TASK TO CARRY OUT: Nothing but the records beneath, reproduced exactly, should appear in the answer.

··········

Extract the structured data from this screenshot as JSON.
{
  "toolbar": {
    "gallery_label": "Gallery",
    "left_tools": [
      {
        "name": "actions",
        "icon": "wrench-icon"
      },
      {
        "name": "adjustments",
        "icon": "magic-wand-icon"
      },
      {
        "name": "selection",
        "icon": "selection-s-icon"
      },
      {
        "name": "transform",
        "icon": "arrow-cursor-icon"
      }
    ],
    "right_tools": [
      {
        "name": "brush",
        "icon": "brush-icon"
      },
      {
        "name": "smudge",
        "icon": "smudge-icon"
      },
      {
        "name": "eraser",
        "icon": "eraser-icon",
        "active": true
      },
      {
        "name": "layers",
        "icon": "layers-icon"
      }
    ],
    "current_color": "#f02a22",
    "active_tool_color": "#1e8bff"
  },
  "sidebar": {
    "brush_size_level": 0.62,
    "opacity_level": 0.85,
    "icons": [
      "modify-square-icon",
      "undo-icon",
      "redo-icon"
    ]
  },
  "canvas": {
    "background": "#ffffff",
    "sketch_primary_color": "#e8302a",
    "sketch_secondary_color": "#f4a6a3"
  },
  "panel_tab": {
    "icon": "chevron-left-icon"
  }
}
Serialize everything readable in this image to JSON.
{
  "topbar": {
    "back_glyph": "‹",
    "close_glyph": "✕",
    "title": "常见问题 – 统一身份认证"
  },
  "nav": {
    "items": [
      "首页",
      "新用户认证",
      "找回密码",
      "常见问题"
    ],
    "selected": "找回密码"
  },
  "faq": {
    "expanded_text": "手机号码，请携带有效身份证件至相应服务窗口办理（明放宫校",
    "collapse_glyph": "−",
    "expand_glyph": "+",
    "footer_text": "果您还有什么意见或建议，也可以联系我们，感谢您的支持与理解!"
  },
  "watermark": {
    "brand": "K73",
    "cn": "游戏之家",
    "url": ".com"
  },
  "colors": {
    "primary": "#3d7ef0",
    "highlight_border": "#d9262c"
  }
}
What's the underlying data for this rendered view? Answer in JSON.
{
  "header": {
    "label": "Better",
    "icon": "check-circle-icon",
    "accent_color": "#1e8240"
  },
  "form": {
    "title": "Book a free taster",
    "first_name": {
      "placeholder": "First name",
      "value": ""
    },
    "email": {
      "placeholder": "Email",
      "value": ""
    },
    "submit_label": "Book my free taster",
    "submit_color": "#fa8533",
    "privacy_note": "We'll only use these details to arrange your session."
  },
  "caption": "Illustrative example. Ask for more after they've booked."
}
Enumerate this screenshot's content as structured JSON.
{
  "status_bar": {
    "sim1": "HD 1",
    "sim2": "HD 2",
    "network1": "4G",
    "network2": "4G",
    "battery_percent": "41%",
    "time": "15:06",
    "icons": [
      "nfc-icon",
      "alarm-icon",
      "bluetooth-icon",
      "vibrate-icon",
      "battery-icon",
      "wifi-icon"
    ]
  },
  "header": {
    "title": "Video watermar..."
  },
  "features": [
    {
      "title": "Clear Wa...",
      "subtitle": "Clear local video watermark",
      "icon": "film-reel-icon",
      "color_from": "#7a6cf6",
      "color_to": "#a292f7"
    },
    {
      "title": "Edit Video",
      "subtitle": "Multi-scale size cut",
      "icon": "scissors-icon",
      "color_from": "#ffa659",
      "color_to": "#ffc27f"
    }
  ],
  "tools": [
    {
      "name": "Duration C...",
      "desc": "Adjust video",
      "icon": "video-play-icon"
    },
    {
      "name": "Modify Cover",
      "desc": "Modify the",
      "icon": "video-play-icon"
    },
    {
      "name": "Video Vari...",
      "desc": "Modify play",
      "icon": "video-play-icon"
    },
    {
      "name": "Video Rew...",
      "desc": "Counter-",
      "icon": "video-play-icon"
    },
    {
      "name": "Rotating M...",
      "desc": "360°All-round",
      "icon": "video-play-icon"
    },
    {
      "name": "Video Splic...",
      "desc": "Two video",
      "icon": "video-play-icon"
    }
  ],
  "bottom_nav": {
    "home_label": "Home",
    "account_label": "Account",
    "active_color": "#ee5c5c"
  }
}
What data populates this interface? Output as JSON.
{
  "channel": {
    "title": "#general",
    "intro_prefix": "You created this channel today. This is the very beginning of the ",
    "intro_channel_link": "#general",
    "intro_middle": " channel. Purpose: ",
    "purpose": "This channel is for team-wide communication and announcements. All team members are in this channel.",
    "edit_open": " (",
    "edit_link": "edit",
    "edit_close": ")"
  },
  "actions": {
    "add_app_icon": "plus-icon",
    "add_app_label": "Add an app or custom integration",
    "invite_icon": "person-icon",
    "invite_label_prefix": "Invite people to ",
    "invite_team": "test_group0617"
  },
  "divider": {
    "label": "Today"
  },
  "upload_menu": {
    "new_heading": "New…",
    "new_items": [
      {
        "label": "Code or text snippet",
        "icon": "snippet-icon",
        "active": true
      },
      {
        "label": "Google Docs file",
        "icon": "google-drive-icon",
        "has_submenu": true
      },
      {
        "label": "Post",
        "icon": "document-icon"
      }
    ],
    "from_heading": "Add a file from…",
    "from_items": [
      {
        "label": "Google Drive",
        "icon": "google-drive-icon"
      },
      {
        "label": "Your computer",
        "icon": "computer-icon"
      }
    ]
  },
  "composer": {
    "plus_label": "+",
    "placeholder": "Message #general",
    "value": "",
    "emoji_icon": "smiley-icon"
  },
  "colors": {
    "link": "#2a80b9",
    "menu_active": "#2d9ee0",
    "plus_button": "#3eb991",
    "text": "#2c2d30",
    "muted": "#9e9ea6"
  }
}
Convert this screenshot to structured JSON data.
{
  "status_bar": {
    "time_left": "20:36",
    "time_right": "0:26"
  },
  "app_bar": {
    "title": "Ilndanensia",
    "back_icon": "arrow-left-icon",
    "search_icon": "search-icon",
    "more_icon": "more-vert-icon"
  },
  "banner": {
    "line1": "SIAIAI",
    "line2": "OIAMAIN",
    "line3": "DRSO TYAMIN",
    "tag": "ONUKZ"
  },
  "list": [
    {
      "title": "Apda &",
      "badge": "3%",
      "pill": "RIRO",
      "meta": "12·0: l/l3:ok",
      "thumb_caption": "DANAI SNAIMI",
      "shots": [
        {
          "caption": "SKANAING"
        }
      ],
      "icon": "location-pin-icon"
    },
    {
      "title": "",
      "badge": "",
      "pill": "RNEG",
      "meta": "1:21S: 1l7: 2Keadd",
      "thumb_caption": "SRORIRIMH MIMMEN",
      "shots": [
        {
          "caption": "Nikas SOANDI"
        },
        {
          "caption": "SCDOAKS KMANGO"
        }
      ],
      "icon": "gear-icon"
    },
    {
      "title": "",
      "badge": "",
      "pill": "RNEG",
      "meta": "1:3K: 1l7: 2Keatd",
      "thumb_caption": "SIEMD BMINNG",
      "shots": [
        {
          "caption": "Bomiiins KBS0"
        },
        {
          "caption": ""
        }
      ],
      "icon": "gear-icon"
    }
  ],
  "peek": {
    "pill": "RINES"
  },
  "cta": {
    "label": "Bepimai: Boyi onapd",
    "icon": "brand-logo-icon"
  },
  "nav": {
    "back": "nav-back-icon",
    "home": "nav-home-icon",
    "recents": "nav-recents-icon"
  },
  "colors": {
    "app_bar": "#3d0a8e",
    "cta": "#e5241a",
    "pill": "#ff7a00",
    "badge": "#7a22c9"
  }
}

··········

ANSWER TO THIS TASK:
Extract the structured data from this screenshot as JSON.
{
  "toolbar": {
    "gallery_label": "Gallery",
    "left_tools": [
      {
        "name": "actions",
        "icon": "wrench-icon"
      },
      {
        "name": "adjustments",
        "icon": "magic-wand-icon"
      },
      {
        "name": "selection",
        "icon": "selection-s-icon"
      },
      {
        "name": "transform",
        "icon": "arrow-cursor-icon"
      }
    ],
    "right_tools": [
      {
        "name": "brush",
        "icon": "brush-icon"
      },
      {
        "name": "smudge",
        "icon": "smudge-icon"
      },
      {
        "name": "eraser",
        "icon": "eraser-icon",
        "active": true
      },
      {
        "name": "layers",
        "icon": "layers-icon"
      }
    ],
    "current_color": "#f02a22",
    "active_tool_color": "#1e8bff"
  },
  "sidebar": {
    "brush_size_level": 0.62,
    "opacity_level": 0.85,
    "icons": [
      "modify-square-icon",
      "undo-icon",
      "redo-icon"
    ]
  },
  "canvas": {
    "background": "#ffffff",
    "sketch_primary_color": "#e8302a",
    "sketch_secondary_color": "#f4a6a3"
  },
  "panel_tab": {
    "icon": "chevron-left-icon"
  }
}
Serialize everything readable in this image to JSON.
{
  "topbar": {
    "back_glyph": "‹",
    "close_glyph": "✕",
    "title": "常见问题 – 统一身份认证"
  },
  "nav": {
    "items": [
      "首页",
      "新用户认证",
      "找回密码",
      "常见问题"
    ],
    "selected": "找回密码"
  },
  "faq": {
    "expanded_text": "手机号码，请携带有效身份证件至相应服务窗口办理（明放宫校",
    "collapse_glyph": "−",
    "expand_glyph": "+",
    "footer_text": "果您还有什么意见或建议，也可以联系我们，感谢您的支持与理解!"
  },
  "watermark": {
    "brand": "K73",
    "cn": "游戏之家",
    "url": ".com"
  },
  "colors": {
    "primary": "#3d7ef0",
    "highlight_border": "#d9262c"
  }
}
What's the underlying data for this rendered view? Answer in JSON.
{
  "header": {
    "label": "Better",
    "icon": "check-circle-icon",
    "accent_color": "#1e8240"
  },
  "form": {
    "title": "Book a free taster",
    "first_name": {
      "placeholder": "First name",
      "value": ""
    },
    "email": {
      "placeholder": "Email",
      "value": ""
    },
    "submit_label": "Book my free taster",
    "submit_color": "#fa8533",
    "privacy_note": "We'll only use these details to arrange your session."
  },
  "caption": "Illustrative example. Ask for more after they've booked."
}
Enumerate this screenshot's content as structured JSON.
{
  "status_bar": {
    "sim1": "HD 1",
    "sim2": "HD 2",
    "network1": "4G",
    "network2": "4G",
    "battery_percent": "41%",
    "time": "15:06",
    "icons": [
      "nfc-icon",
      "alarm-icon",
      "bluetooth-icon",
      "vibrate-icon",
      "battery-icon",
      "wifi-icon"
    ]
  },
  "header": {
    "title": "Video watermar..."
  },
  "features": [
    {
      "title": "Clear Wa...",
      "subtitle": "Clear local video watermark",
      "icon": "film-reel-icon",
      "color_from": "#7a6cf6",
      "color_to": "#a292f7"
    },
    {
      "title": "Edit Video",
      "subtitle": "Multi-scale size cut",
      "icon": "scissors-icon",
      "color_from": "#ffa659",
      "color_to": "#ffc27f"
    }
  ],
  "tools": [
    {
      "name": "Duration C...",
      "desc": "Adjust video",
      "icon": "video-play-icon"
    },
    {
      "name": "Modify Cover",
      "desc": "Modify the",
      "icon": "video-play-icon"
    },
    {
      "name": "Video Vari...",
      "desc": "Modify play",
      "icon": "video-play-icon"
    },
    {
      "name": "Video Rew...",
      "desc": "Counter-",
      "icon": "video-play-icon"
    },
    {
      "name": "Rotating M...",
      "desc": "360°All-round",
      "icon": "video-play-icon"
    },
    {
      "name": "Video Splic...",
      "desc": "Two video",
      "icon": "video-play-icon"
    }
  ],
  "bottom_nav": {
    "home_label": "Home",
    "account_label": "Account",
    "active_color": "#ee5c5c"
  }
}
What data populates this interface? Output as JSON.
{
  "channel": {
    "title": "#general",
    "intro_prefix": "You created this channel today. This is the very beginning of the ",
    "intro_channel_link": "#general",
    "intro_middle": " channel. Purpose: ",
    "purpose": "This channel is for team-wide communication and announcements. All team members are in this channel.",
    "edit_open": " (",
    "edit_link": "edit",
    "edit_close": ")"
  },
  "actions": {
    "add_app_icon": "plus-icon",
    "add_app_label": "Add an app or custom integration",
    "invite_icon": "person-icon",
    "invite_label_prefix": "Invite people to ",
    "invite_team": "test_group0617"
  },
  "divider": {
    "label": "Today"
  },
  "upload_menu": {
    "new_heading": "New…",
    "new_items": [
      {
        "label": "Code or text snippet",
        "icon": "snippet-icon",
        "active": true
      },
      {
        "label": "Google Docs file",
        "icon": "google-drive-icon",
        "has_submenu": true
      },
      {
        "label": "Post",
        "icon": "document-icon"
      }
    ],
    "from_heading": "Add a file from…",
    "from_items": [
      {
        "label": "Google Drive",
        "icon": "google-drive-icon"
      },
      {
        "label": "Your computer",
        "icon": "computer-icon"
      }
    ]
  },
  "composer": {
    "plus_label": "+",
    "placeholder": "Message #general",
    "value": "",
    "emoji_icon": "smiley-icon"
  },
  "colors": {
    "link": "#2a80b9",
    "menu_active": "#2d9ee0",
    "plus_button": "#3eb991",
    "text": "#2c2d30",
    "muted": "#9e9ea6"
  }
}
Convert this screenshot to structured JSON data.
{
  "status_bar": {
    "time_left": "20:36",
    "time_right": "0:26"
  },
  "app_bar": {
    "title": "Ilndanensia",
    "back_icon": "arrow-left-icon",
    "search_icon": "search-icon",
    "more_icon": "more-vert-icon"
  },
  "banner": {
    "line1": "SIAIAI",
    "line2": "OIAMAIN",
    "line3": "DRSO TYAMIN",
    "tag": "ONUKZ"
  },
  "list": [
    {
      "title": "Apda &",
      "badge": "3%",
      "pill": "RIRO",
      "meta": "12·0: l/l3:ok",
      "thumb_caption": "DANAI SNAIMI",
      "shots": [
        {
          "caption": "SKANAING"
        }
      ],
      "icon": "location-pin-icon"
    },
    {
      "title": "",
      "badge": "",
      "pill": "RNEG",
      "meta": "1:21S: 1l7: 2Keadd",
      "thumb_caption": "SRORIRIMH MIMMEN",
      "shots": [
        {
          "caption": "Nikas SOANDI"
        },
        {
          "caption": "SCDOAKS KMANGO"
        }
      ],
      "icon": "gear-icon"
    },
    {
      "title": "",
      "badge": "",
      "pill": "RNEG",
      "meta": "1:3K: 1l7: 2Keatd",
      "thumb_caption": "SIEMD BMINNG",
      "shots": [
        {
          "caption": "Bomiiins KBS0"
        },
        {
          "caption": ""
        }
      ],
      "icon": "gear-icon"
    }
  ],
  "peek": {
    "pill": "RINES"
  },
  "cta": {
    "label": "Bepimai: Boyi onapd",
    "icon": "brand-logo-icon"
  },
  "nav": {
    "back": "nav-back-icon",
    "home": "nav-home-icon",
    "recents": "nav-recents-icon"
  },
  "colors": {
    "app_bar": "#3d0a8e",
    "cta": "#e5241a",
    "pill": "#ff7a00",
    "badge": "#7a22c9"
  }
}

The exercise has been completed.